In keeping with international best practice, KESC’s integrated sustainability report provides depth and context to the groups performance and identifies how sustainability is central to the utility’s culture and business.

KESC is the first public utility in Pakistan to comply with GRI sustainability reporting standards G3.1. The award is recognition of KESC?s commitment to embedding sustainability management into its business and adopting global best practice environmental, social and governance principles (ESG). KESC’s sustainability policy is underpinned by long-term economic, social and environmental value creation that is driven by a wide ranging stakeholder engagement strategy.

 As the sole provider of power to the largest metropolis of the country, serving 20 million consumers, KESC acknowledges that its own sustainability is fundamentally linked to economic, social and environmental value creation, it said.

Announcing the award, Tabish Gauhar, Chief Executive of KESC said, “We are very pleased to publish our first integrated sustainability report and receive an A rating from a globally recognized institution.”

This report has provided depth and context to our performance and identified how a 360 degree approach to sustainable value creation is core to our operations.

KESC has developed a 360 value creation model that places greater focus on building strong ties with all its key stakeholder groups. The program, KESC Stakeholder Engagement & Enrichment Drives for Sustainability (SEEDS), ensures that community goals set by KESC work in harmony with the financial objectives of the organization. SEEDS essentially drive four distinct programmes: ESG Initiatives, Social Investments, Stakeholder Engagement & Thought Leadership.

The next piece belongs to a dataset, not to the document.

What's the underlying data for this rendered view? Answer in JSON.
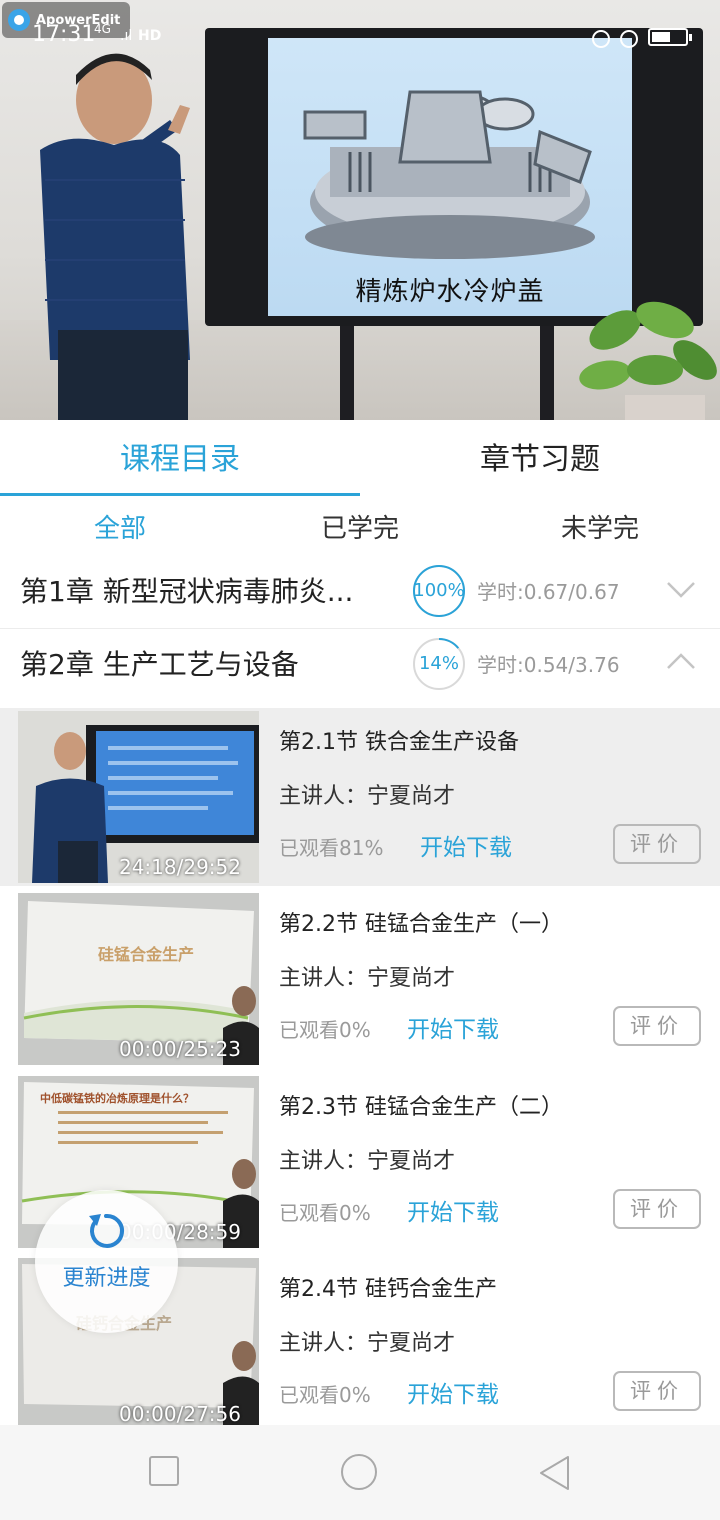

Over the past 4 years, one of the key areas of focus for KESC has been to reduce the line losses that have been plaguing the power utility. The figure was at a staggering 39% when the current management had taken over and has now been brought down to 29%. Major industrial zones of the city have been exempted from any and all power losses, which is KESC?s successful contribution to empower the economic engine of the metropolis. In addition, cognizant of the broader sustainability approach, approximately 16 hospitals are being provided with uninterrupted electricity. Under its ?Empowerment Program? KESC provides free electricity to five major healthcare and educational institutions of Karachi which includes Indus Hospital, Marie Adelaide Leprosy Centre (MALC), Layton-Rahmatulla Benevolent Trust (LRBT), The Citizens Foundation (TCF) and Sind Institute of Urology and Transplantation (SIUT).

The application grade check by GRI, the world?s most widely used sustainability reporting framework, underscores KESC?s commitment to integrated and transparent representation of its performance for financial and non-financial data, in four key areas of sustainability: economic, environmental, social and governance performance.